As Syrian refugees flood into Europe what baggage may some bring with them?
This clip from Memri isn’t encouraging…certainly not if you’re Jewish…
Following is an interview with Syrian actress Amal ‘Arafa, which aired on Al-Hiwar TV on October 4, 2008:
Interviewer: If political circumstances change, what will happen?
Amal ‘Arafa: Policies may change, but there is something that is already in my genes. We’ve been brought up to hate Israel. It’s in our genes. If Arab countries make political decisions, and there is peace, and so on and so forth… First of all, who would be against peace? I am not against peace.
Interviewer: Of course not.
Amal ‘Arafa: But as far as I am concerned, Israel will continue to be a black, dark, and murky spot in my memory, in my genes, and in my blood. Even though I am Syrian and not Palestinian, the Syrian upbringing we received and by which we lived – we’ve sucked it with the milk of our mothers. There is no playing around with this, it’s in our genes, and we will pass this down for many more generations.

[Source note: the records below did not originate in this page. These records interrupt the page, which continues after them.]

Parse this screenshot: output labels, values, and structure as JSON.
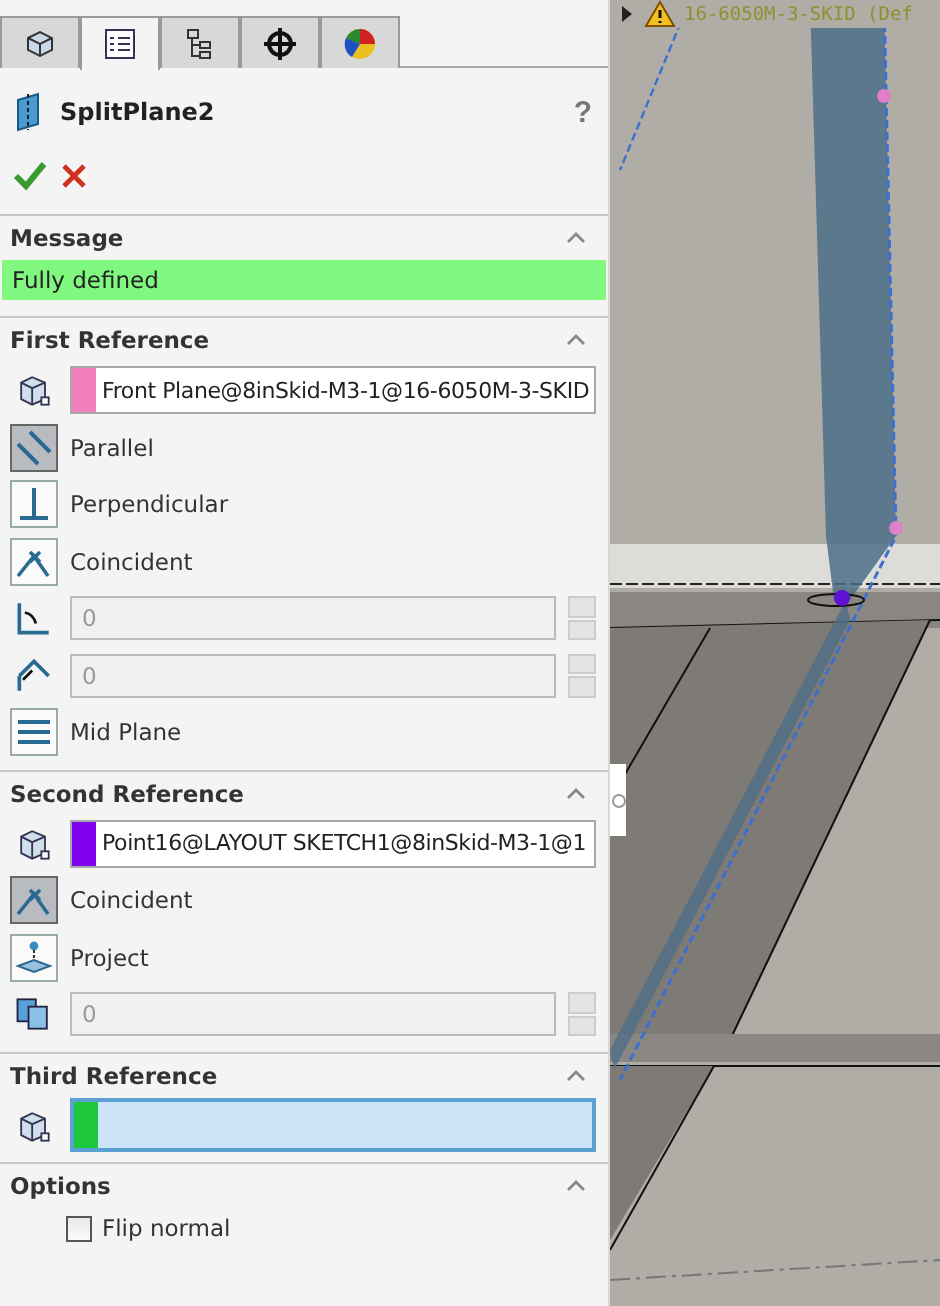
{
  "tabs": [
    {
      "kind": "part",
      "selected": false
    },
    {
      "kind": "property",
      "selected": true
    },
    {
      "kind": "config",
      "selected": false
    },
    {
      "kind": "target",
      "selected": false
    },
    {
      "kind": "appearance",
      "selected": false
    }
  ],
  "feature": {
    "title": "SplitPlane2",
    "help": "?"
  },
  "message": {
    "title": "Message",
    "text": "Fully defined"
  },
  "sections": [
    {
      "title": "First Reference",
      "items": [
        {
          "kind": "field",
          "color": "#f27fbb",
          "value": "Front Plane@8inSkid-M3-1@16-6050M-3-SKID",
          "active": false
        },
        {
          "kind": "toggle",
          "label": "Parallel",
          "selected": true
        },
        {
          "kind": "toggle",
          "label": "Perpendicular",
          "selected": false
        },
        {
          "kind": "toggle",
          "label": "Coincident",
          "selected": false
        },
        {
          "kind": "number",
          "value": "0",
          "disabled": true
        },
        {
          "kind": "number",
          "value": "0",
          "disabled": true
        },
        {
          "kind": "toggle",
          "label": "Mid Plane",
          "selected": false
        }
      ]
    },
    {
      "title": "Second Reference",
      "items": [
        {
          "kind": "field",
          "color": "#8000f0",
          "value": "Point16@LAYOUT SKETCH1@8inSkid-M3-1@1",
          "active": false
        },
        {
          "kind": "toggle",
          "label": "Coincident",
          "selected": true
        },
        {
          "kind": "toggle",
          "label": "Project",
          "selected": false
        },
        {
          "kind": "number",
          "value": "0",
          "disabled": true
        }
      ]
    },
    {
      "title": "Third Reference",
      "items": [
        {
          "kind": "field",
          "color": "#1ec83c",
          "value": "",
          "active": true
        }
      ]
    }
  ],
  "options": {
    "title": "Options",
    "items": [
      {
        "label": "Flip normal",
        "checked": false
      }
    ]
  },
  "viewport": {
    "tree_label": "16-6050M-3-SKID (Def"
  }
}
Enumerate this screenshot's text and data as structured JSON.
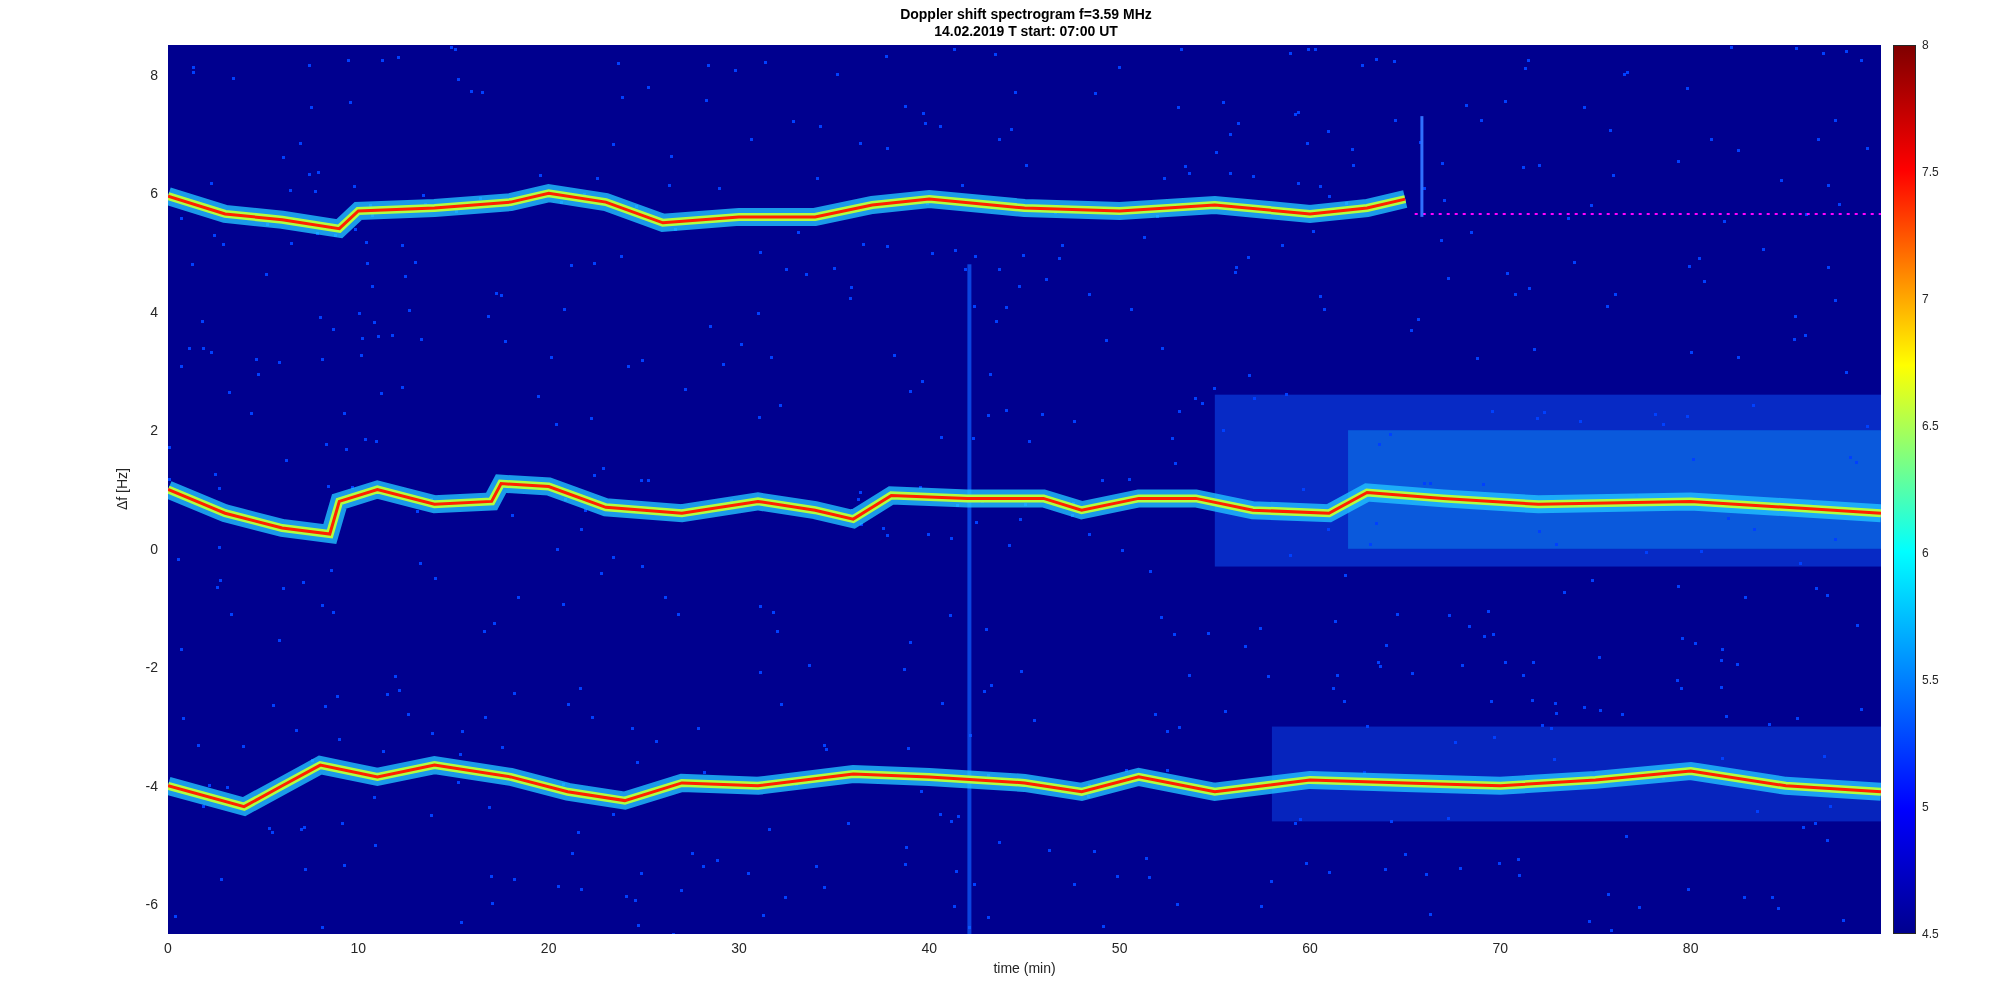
{
  "figure": {
    "title_lines": [
      "Doppler shift spectrogram f=3.59 MHz",
      "14.02.2019    T start: 07:00 UT"
    ],
    "x_axis": {
      "label": "time (min)",
      "ticks": [
        "0",
        "10",
        "20",
        "30",
        "40",
        "50",
        "60",
        "70",
        "80"
      ]
    },
    "y_axis": {
      "label": "Δf [Hz]",
      "ticks": [
        "8",
        "6",
        "4",
        "2",
        "0",
        "-2",
        "-4",
        "-6"
      ]
    },
    "colorbar": {
      "ticks": [
        "8",
        "7.5",
        "7",
        "6.5",
        "6",
        "5.5",
        "5",
        "4.5"
      ]
    }
  }
}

Shock over anti-Semitic caricature in BBC Proms programme
Classical music lovers were left stunned when they spotted an “antisemitic” illustration in a BBC Proms programme.
Gillian Stern, from Finchley, said she was shocked that a “hideously and very obviously antisemitic cartoon” of the violinist Leopold Auer appeared in the programme for a Proms performance of Tchaikovsky’s Violin Concerto.
Auer was a violinist and teacher of significance, and a number of composers, including Tchaikovsky, dedicated pieces to him.
Ms Stern said: “This image of Leopold had been printed large in the programme, with no full context or explanation of its questionable nature.
“Leopold was one of the most important violin teachers of his time. If you look him up you will see this fine man, and there are plenty of pictures of him available – but they have used what was at the time clearly a caricature. “It is the most extraordinary thing. I can’t get my head around why they would have picked that.”
She added: “I was so shocked I tweeted it to them to complain, but no one got back to me.”
Surprised by the image was violin teacher Nigel Goldberg, who said: “It is an antisemitic cartoon and it is completely out of context. There is no explanation of the image at all. Anyone I’ve shown it to, Jewish or not, has been stunned.”
A spokesperson for the BBC Proms was unavailable for comment.